Segment Start: Data provided
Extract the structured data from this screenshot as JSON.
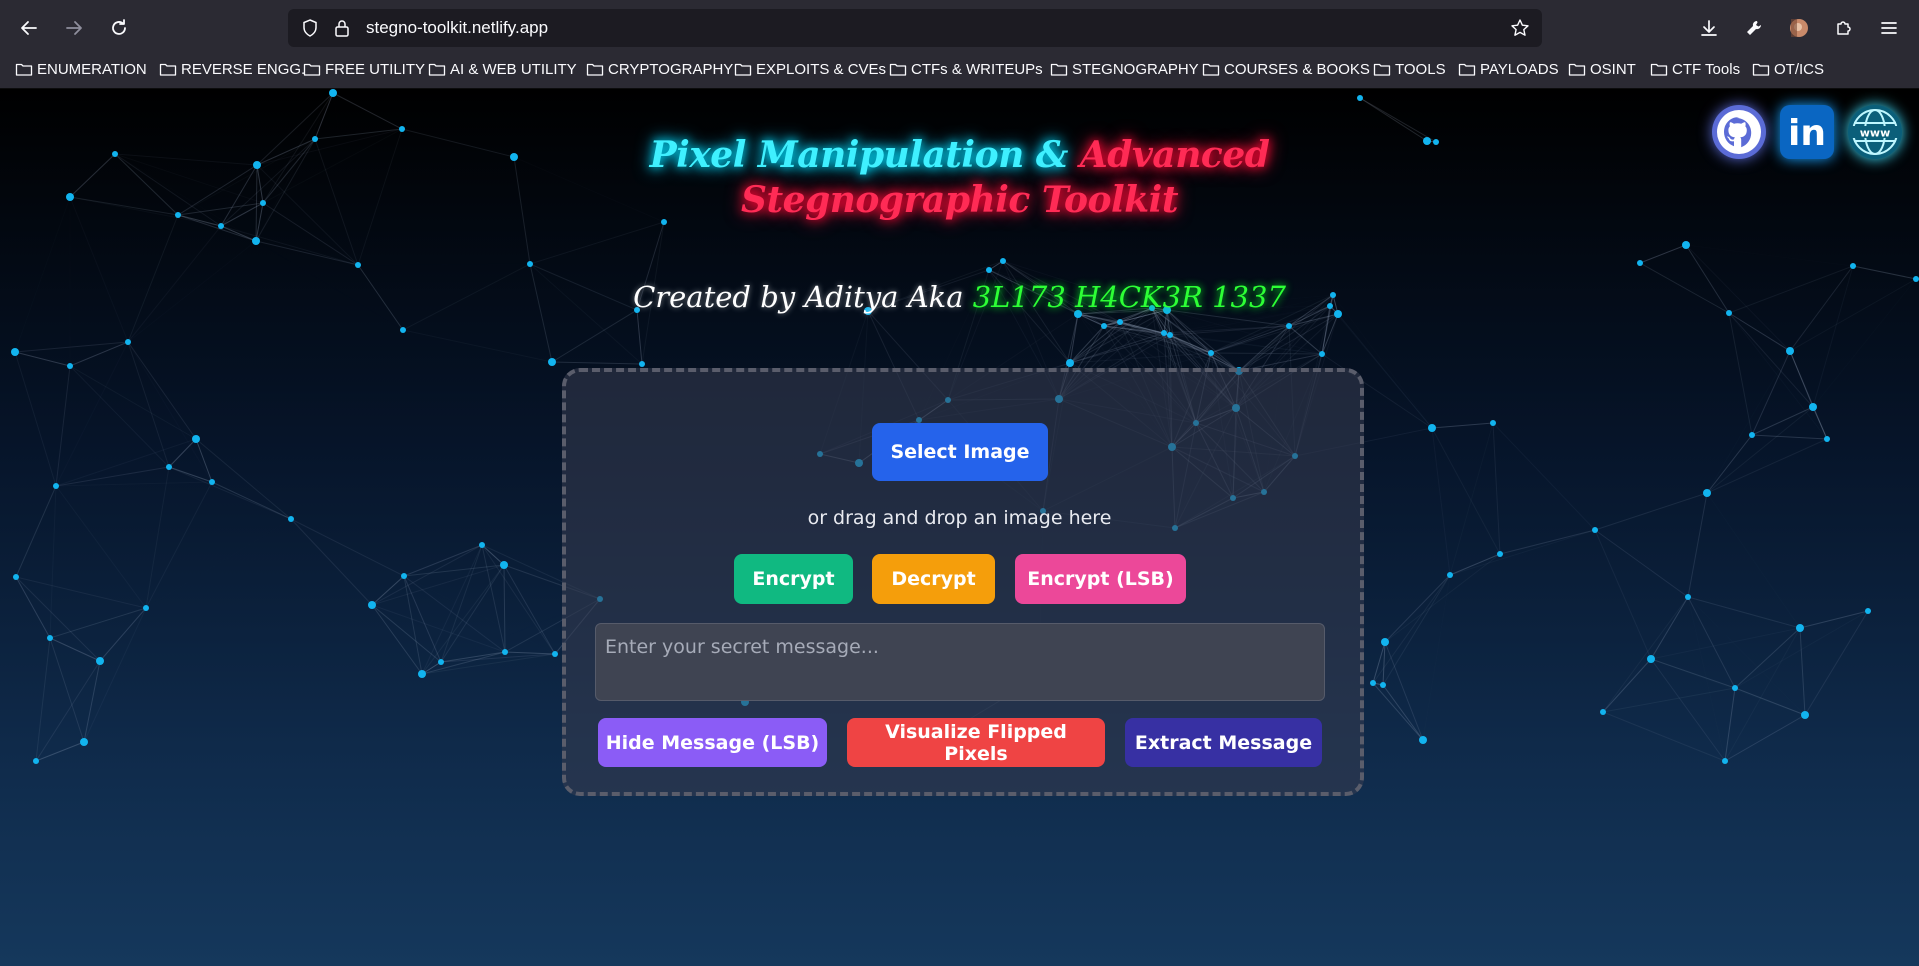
{
  "browser": {
    "url": "stegno-toolkit.netlify.app",
    "bookmarks": [
      "ENUMERATION",
      "REVERSE ENGG.",
      "FREE UTILITY",
      "AI & WEB UTILITY",
      "CRYPTOGRAPHY",
      "EXPLOITS & CVEs",
      "CTFs & WRITEUPs",
      "STEGNOGRAPHY",
      "COURSES & BOOKS",
      "TOOLS",
      "PAYLOADS",
      "OSINT",
      "CTF Tools",
      "OT/ICS"
    ]
  },
  "header": {
    "title_part1": "Pixel Manipulation &",
    "title_part2": "Advanced",
    "title_line2": "Stegnographic Toolkit",
    "created_by": "Created by Aditya Aka",
    "handle": "3L173 H4CK3R 1337"
  },
  "social": {
    "icons": [
      "github-icon",
      "linkedin-icon",
      "website-icon"
    ],
    "linkedin_text": "in",
    "www_text": "www"
  },
  "toolkit": {
    "select_label": "Select Image",
    "drag_text": "or drag and drop an image here",
    "encrypt_label": "Encrypt",
    "decrypt_label": "Decrypt",
    "encrypt_lsb_label": "Encrypt (LSB)",
    "message_placeholder": "Enter your secret message...",
    "hide_label": "Hide Message (LSB)",
    "visualize_label": "Visualize Flipped Pixels",
    "extract_label": "Extract Message"
  },
  "colors": {
    "select": "#2563eb",
    "encrypt": "#10b981",
    "decrypt": "#f59e0b",
    "encrypt_lsb": "#ec4899",
    "hide": "#8b5cf6",
    "visualize": "#ef4444",
    "extract": "#3730a3",
    "title_cyan": "#3ff0ff",
    "title_red": "#ff2b55",
    "handle_green": "#2dff35"
  }
}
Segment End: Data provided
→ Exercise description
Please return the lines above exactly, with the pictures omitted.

→ Answer to the exercise
Extract the structured data from this screenshot as JSON.
{
  "browser": {
    "url": "stegno-toolkit.netlify.app",
    "bookmarks": [
      "ENUMERATION",
      "REVERSE ENGG.",
      "FREE UTILITY",
      "AI & WEB UTILITY",
      "CRYPTOGRAPHY",
      "EXPLOITS & CVEs",
      "CTFs & WRITEUPs",
      "STEGNOGRAPHY",
      "COURSES & BOOKS",
      "TOOLS",
      "PAYLOADS",
      "OSINT",
      "CTF Tools",
      "OT/ICS"
    ]
  },
  "header": {
    "title_part1": "Pixel Manipulation &",
    "title_part2": "Advanced",
    "title_line2": "Stegnographic Toolkit",
    "created_by": "Created by Aditya Aka",
    "handle": "3L173 H4CK3R 1337"
  },
  "social": {
    "icons": [
      "github-icon",
      "linkedin-icon",
      "website-icon"
    ],
    "linkedin_text": "in",
    "www_text": "www"
  },
  "toolkit": {
    "select_label": "Select Image",
    "drag_text": "or drag and drop an image here",
    "encrypt_label": "Encrypt",
    "decrypt_label": "Decrypt",
    "encrypt_lsb_label": "Encrypt (LSB)",
    "message_placeholder": "Enter your secret message...",
    "hide_label": "Hide Message (LSB)",
    "visualize_label": "Visualize Flipped Pixels",
    "extract_label": "Extract Message"
  },
  "colors": {
    "select": "#2563eb",
    "encrypt": "#10b981",
    "decrypt": "#f59e0b",
    "encrypt_lsb": "#ec4899",
    "hide": "#8b5cf6",
    "visualize": "#ef4444",
    "extract": "#3730a3",
    "title_cyan": "#3ff0ff",
    "title_red": "#ff2b55",
    "handle_green": "#2dff35"
  }
}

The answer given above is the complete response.